- **HOW TO COMPLETE THIS TASK**:
A word-for-word copy of the records below is required.
____ EXTRACTED INFORMATION
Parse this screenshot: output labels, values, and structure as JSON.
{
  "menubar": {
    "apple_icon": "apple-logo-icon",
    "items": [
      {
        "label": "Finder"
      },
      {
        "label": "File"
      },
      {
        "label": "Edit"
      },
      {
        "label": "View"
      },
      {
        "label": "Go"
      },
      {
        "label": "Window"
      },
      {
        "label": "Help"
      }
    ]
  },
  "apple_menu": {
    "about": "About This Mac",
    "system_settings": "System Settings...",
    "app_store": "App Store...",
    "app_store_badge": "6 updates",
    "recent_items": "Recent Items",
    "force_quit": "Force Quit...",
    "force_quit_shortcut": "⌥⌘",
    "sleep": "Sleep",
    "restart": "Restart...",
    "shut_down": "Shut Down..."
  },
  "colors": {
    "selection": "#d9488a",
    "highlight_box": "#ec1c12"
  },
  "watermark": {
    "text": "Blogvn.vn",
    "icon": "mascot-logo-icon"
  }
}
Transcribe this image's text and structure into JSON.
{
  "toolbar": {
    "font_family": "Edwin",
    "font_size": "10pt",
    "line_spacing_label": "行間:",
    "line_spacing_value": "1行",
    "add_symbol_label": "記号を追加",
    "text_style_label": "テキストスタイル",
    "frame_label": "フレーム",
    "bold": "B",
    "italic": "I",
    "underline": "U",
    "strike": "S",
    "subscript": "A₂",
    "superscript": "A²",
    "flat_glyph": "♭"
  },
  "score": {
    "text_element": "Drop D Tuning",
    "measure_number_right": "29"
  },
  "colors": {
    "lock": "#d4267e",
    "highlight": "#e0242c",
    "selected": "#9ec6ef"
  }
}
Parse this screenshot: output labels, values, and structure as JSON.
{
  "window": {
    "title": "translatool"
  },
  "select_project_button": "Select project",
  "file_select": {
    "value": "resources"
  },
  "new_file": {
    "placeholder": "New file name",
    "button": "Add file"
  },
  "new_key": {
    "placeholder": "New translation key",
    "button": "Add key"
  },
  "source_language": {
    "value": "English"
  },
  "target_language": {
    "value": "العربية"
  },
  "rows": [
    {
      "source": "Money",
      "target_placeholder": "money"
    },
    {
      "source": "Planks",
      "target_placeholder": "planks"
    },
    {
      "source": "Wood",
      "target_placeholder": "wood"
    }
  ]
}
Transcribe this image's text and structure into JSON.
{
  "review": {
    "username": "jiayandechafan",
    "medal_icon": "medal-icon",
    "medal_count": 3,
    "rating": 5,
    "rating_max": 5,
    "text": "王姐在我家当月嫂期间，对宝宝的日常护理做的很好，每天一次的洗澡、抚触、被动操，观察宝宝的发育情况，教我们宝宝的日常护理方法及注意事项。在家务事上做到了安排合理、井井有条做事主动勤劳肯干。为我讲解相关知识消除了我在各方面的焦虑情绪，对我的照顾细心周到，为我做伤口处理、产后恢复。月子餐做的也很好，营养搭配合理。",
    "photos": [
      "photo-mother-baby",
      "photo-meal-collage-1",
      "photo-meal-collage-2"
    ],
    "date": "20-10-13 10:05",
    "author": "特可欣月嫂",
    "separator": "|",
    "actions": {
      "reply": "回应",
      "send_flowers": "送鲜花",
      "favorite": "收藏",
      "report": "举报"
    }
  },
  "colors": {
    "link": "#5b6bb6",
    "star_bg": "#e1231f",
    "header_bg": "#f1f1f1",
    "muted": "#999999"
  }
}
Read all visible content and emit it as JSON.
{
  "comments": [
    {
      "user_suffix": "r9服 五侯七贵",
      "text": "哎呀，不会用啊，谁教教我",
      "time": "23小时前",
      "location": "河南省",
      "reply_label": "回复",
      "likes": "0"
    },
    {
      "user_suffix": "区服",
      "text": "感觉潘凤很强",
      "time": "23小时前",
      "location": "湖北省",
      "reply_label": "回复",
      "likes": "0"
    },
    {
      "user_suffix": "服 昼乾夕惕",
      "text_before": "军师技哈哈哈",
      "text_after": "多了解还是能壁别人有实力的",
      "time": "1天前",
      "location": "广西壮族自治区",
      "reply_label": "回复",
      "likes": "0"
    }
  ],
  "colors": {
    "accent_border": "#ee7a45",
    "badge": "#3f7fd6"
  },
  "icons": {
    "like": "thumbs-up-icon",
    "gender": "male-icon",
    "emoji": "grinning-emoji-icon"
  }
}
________
- **WORKED SOLUTION**:
Parse this screenshot: output labels, values, and structure as JSON.
{
  "menubar": {
    "apple_icon": "apple-logo-icon",
    "items": [
      {
        "label": "Finder"
      },
      {
        "label": "File"
      },
      {
        "label": "Edit"
      },
      {
        "label": "View"
      },
      {
        "label": "Go"
      },
      {
        "label": "Window"
      },
      {
        "label": "Help"
      }
    ]
  },
  "apple_menu": {
    "about": "About This Mac",
    "system_settings": "System Settings...",
    "app_store": "App Store...",
    "app_store_badge": "6 updates",
    "recent_items": "Recent Items",
    "force_quit": "Force Quit...",
    "force_quit_shortcut": "⌥⌘",
    "sleep": "Sleep",
    "restart": "Restart...",
    "shut_down": "Shut Down..."
  },
  "colors": {
    "selection": "#d9488a",
    "highlight_box": "#ec1c12"
  },
  "watermark": {
    "text": "Blogvn.vn",
    "icon": "mascot-logo-icon"
  }
}
Transcribe this image's text and structure into JSON.
{
  "toolbar": {
    "font_family": "Edwin",
    "font_size": "10pt",
    "line_spacing_label": "行間:",
    "line_spacing_value": "1行",
    "add_symbol_label": "記号を追加",
    "text_style_label": "テキストスタイル",
    "frame_label": "フレーム",
    "bold": "B",
    "italic": "I",
    "underline": "U",
    "strike": "S",
    "subscript": "A₂",
    "superscript": "A²",
    "flat_glyph": "♭"
  },
  "score": {
    "text_element": "Drop D Tuning",
    "measure_number_right": "29"
  },
  "colors": {
    "lock": "#d4267e",
    "highlight": "#e0242c",
    "selected": "#9ec6ef"
  }
}
Parse this screenshot: output labels, values, and structure as JSON.
{
  "window": {
    "title": "translatool"
  },
  "select_project_button": "Select project",
  "file_select": {
    "value": "resources"
  },
  "new_file": {
    "placeholder": "New file name",
    "button": "Add file"
  },
  "new_key": {
    "placeholder": "New translation key",
    "button": "Add key"
  },
  "source_language": {
    "value": "English"
  },
  "target_language": {
    "value": "العربية"
  },
  "rows": [
    {
      "source": "Money",
      "target_placeholder": "money"
    },
    {
      "source": "Planks",
      "target_placeholder": "planks"
    },
    {
      "source": "Wood",
      "target_placeholder": "wood"
    }
  ]
}
Transcribe this image's text and structure into JSON.
{
  "review": {
    "username": "jiayandechafan",
    "medal_icon": "medal-icon",
    "medal_count": 3,
    "rating": 5,
    "rating_max": 5,
    "text": "王姐在我家当月嫂期间，对宝宝的日常护理做的很好，每天一次的洗澡、抚触、被动操，观察宝宝的发育情况，教我们宝宝的日常护理方法及注意事项。在家务事上做到了安排合理、井井有条做事主动勤劳肯干。为我讲解相关知识消除了我在各方面的焦虑情绪，对我的照顾细心周到，为我做伤口处理、产后恢复。月子餐做的也很好，营养搭配合理。",
    "photos": [
      "photo-mother-baby",
      "photo-meal-collage-1",
      "photo-meal-collage-2"
    ],
    "date": "20-10-13 10:05",
    "author": "特可欣月嫂",
    "separator": "|",
    "actions": {
      "reply": "回应",
      "send_flowers": "送鲜花",
      "favorite": "收藏",
      "report": "举报"
    }
  },
  "colors": {
    "link": "#5b6bb6",
    "star_bg": "#e1231f",
    "header_bg": "#f1f1f1",
    "muted": "#999999"
  }
}
Read all visible content and emit it as JSON.
{
  "comments": [
    {
      "user_suffix": "r9服 五侯七贵",
      "text": "哎呀，不会用啊，谁教教我",
      "time": "23小时前",
      "location": "河南省",
      "reply_label": "回复",
      "likes": "0"
    },
    {
      "user_suffix": "区服",
      "text": "感觉潘凤很强",
      "time": "23小时前",
      "location": "湖北省",
      "reply_label": "回复",
      "likes": "0"
    },
    {
      "user_suffix": "服 昼乾夕惕",
      "text_before": "军师技哈哈哈",
      "text_after": "多了解还是能壁别人有实力的",
      "time": "1天前",
      "location": "广西壮族自治区",
      "reply_label": "回复",
      "likes": "0"
    }
  ],
  "colors": {
    "accent_border": "#ee7a45",
    "badge": "#3f7fd6"
  },
  "icons": {
    "like": "thumbs-up-icon",
    "gender": "male-icon",
    "emoji": "grinning-emoji-icon"
  }
}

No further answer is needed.